This article by the AP reveals a very sad and dangerous reality that a majority of the American public supports the U.S. atomic bombing of Hiroshima and Nagasaki during World War II. It is a chilling revelation about the level of awareness and moral confusion among the American public. The more crucial question that the poll doesn’t ask is why people believe that the bomb was the right or wrong thing to do. It would probably reveal that most believe the ‘official story’ that the bomb was necessary to end the war quickly and save lives. However, they would be wrong. Japan was already seeking an end to the war, but the U.S. and the U.S.S.R. both rejected these diplomatic overtures. The Soviet Union wanted to enter the war against Japan and take part in the spoils of the war – including territory and influence in the post war political arrangement in Asia. The Truman administration dropped the bomb to demonstrate America’s awesome new weapon and its will to use it as a signal to the Soviet Union to back off. The atomic bombing of Hiroshima and Nagasaki were terrible, criminal acts of nuclear terrorism. Joseph Gerson’s book Empire and the Bomb: How the U.S. Uses Nuclear Weapons to Dominate the World gives a sobering picture of the reasons behind the decision to drop the bomb and the ways that the U.S. has used nuclear weapons to threaten other countries in the same way that an armed robber uses a loaded gun.
Updated at 6:56 a.m., Tuesday, August 4, 2009
Poll finds support for U.S. atomic bombing of Hiroshima, Nagasaki
NEW HAVEN, Conn. – A majority of Americans surveyed believe dropping atomic bombs on Japan during World War II was the right thing to do, but support was weaker among Democrats, women, younger voters and minority voters, according to a Quinnipiac University poll.
The poll, released today, found 61 percent of the more than 2,400 American voters questioned believe the U.S. did the right thing. Twenty-two percent called it wrong and 16 percent were undecided.
The first bomb was dropped Aug. 6, 1945, on Hiroshima. An estimated 140,000 people were killed instantly or died within a few months. Tens of thousands more died from radiation poisoning in the years following.

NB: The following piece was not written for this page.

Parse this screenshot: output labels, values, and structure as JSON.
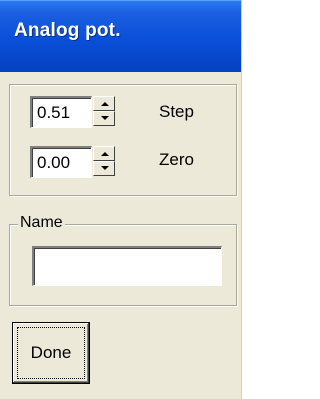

Three days later, another bomb was dropped on Nagasaki, killing about 80,000 people. Japan surrendered less than a week later.
“Sixty-four years after the dawn of the atomic age, one in five Americans think President Harry Truman made a mistake dropping the bomb,” said Peter A. Brown, assistant director of the Quinnipiac University Polling Institute.
The poll asked a single question: “Do you think the United States did the right thing or the wrong thing by dropping the atomic bomb on Hiroshima and Nagasaki?”
Among voters over 55 years of age, 73 percent of those surveyed approved the decision while 13 percent opposed. Sixty percent of voters 35 to 54 approved, while 50 percent approved among voters 18 to 34 years old, according to the poll.
“Voters who remember the horrors of World War II overwhelmingly support Truman’s decision,” Brown said. “Support drops with age, from the generation that grew up with the nuclear fear of the Cold War to the youngest voters, who know less about WW II or the Cold War.”
Only 34 percent of black voters and 44 percent of Hispanic voters approved the decision, according to the poll. But Brown cautioned that the polling sample was smaller for those groups, so officials said the margin of error was 8 percentage points for blacks and 10 percentage points for Hispanics.
Support for Truman’s decision was much stronger among Republicans than Democrats and among men than women.
Among Democrats surveyed, 49 percent approved, while 74 percent of Republicans supported Truman’s decision.
Among women questioned, 51 percent supported the bombing, compared to 72 percent of men surveyed.
The poll showed about 70 percent of white Protestants, Catholics and evangelical Christians support the bombing, while 58 percent of Jews approved. The margin of error was 12 percentage points for Jewish voters, officials said.
Quinnipiac surveyed 2,409 registered voters from July 27 to Aug. 3. The poll has a margin of error of 2 percentage points.